Two others key supporting actors to acknowledge in NOTORIOUS are Louis Calhern as Devlin's boss Captain Prescott and Leopoldine Konstantine as Alex's mother Madame Sebastian. Interestingly, both play parental roles although only one is an actual parent. Prescott is a father figure to Devlin, sending him out to woo Alicia and reel her in, reminding him that duty calls over feelings. Calhern does a great job with his eyes, no words, recognizing Devlin is in love with Alicia just by glancing at the champagne bottle Devlin leaves in his office after learning Alicia's role in the mission.
According to the Internet Movie Data Base, NOTORIOUS is the only American role the Austrian born Konstantine would play as Alex's domineering mother. She is scary in every scene she's in, her senses on full alert as Alicia weaves her way into her son Alex's life. She doesn't trust Alicia and as a Nazi on the run, who can blame her. She's like a black widow spider, watching her web of Germans as Dr. Andersen experiments with uranium to create something dangerous. But she's the good mother, doting yet reprimanding Alexander like a mother should and when she learns Alicia is a spy, she assists her son in slowly poisoning her daughter-in-law.

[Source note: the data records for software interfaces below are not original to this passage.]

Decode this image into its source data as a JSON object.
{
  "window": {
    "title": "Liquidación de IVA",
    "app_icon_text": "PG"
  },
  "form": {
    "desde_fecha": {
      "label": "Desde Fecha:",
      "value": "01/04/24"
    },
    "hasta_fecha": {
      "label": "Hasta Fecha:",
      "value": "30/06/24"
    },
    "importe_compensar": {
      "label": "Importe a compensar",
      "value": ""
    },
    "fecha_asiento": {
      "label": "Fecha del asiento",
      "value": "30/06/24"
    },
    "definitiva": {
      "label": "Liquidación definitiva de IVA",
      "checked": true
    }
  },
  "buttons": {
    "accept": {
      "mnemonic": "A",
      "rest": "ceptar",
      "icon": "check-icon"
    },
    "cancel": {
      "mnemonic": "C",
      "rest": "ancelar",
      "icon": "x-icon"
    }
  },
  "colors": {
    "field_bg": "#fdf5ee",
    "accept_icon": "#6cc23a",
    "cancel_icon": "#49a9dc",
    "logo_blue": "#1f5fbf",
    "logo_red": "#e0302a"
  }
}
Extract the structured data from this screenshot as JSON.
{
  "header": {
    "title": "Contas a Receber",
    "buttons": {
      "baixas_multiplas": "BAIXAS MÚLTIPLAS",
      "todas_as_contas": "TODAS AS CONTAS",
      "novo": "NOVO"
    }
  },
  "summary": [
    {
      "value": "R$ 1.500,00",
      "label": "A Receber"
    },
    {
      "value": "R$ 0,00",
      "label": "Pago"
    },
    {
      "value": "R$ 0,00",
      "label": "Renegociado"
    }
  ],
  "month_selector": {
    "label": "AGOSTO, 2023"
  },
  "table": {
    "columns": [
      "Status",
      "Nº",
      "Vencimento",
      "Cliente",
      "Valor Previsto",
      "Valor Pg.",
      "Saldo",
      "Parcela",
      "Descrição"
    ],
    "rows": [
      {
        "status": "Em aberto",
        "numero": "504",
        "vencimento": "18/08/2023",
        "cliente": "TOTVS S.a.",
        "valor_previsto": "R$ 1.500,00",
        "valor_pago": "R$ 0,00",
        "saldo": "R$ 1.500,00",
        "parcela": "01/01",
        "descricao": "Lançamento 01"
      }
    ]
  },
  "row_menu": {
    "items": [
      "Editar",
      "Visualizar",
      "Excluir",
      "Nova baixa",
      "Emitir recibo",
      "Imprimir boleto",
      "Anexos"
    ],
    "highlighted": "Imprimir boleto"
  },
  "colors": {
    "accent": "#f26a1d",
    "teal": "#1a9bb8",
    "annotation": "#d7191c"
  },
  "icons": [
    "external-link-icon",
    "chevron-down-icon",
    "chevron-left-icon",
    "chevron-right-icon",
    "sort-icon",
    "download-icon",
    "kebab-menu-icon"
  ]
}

NOTORIOUS is the beginning of what I like to call Hitchcock's sophisticated section of filmmaking. Whether it was spies or murderers, his characters dressed to the nines, drank the best wines and champagne, and lived or traveled to exotic locations like Rio, New York, or the French Rivera. NOTORIOUS boasts Hitchcock at his most confident both with his filmmaking and with his actors and story.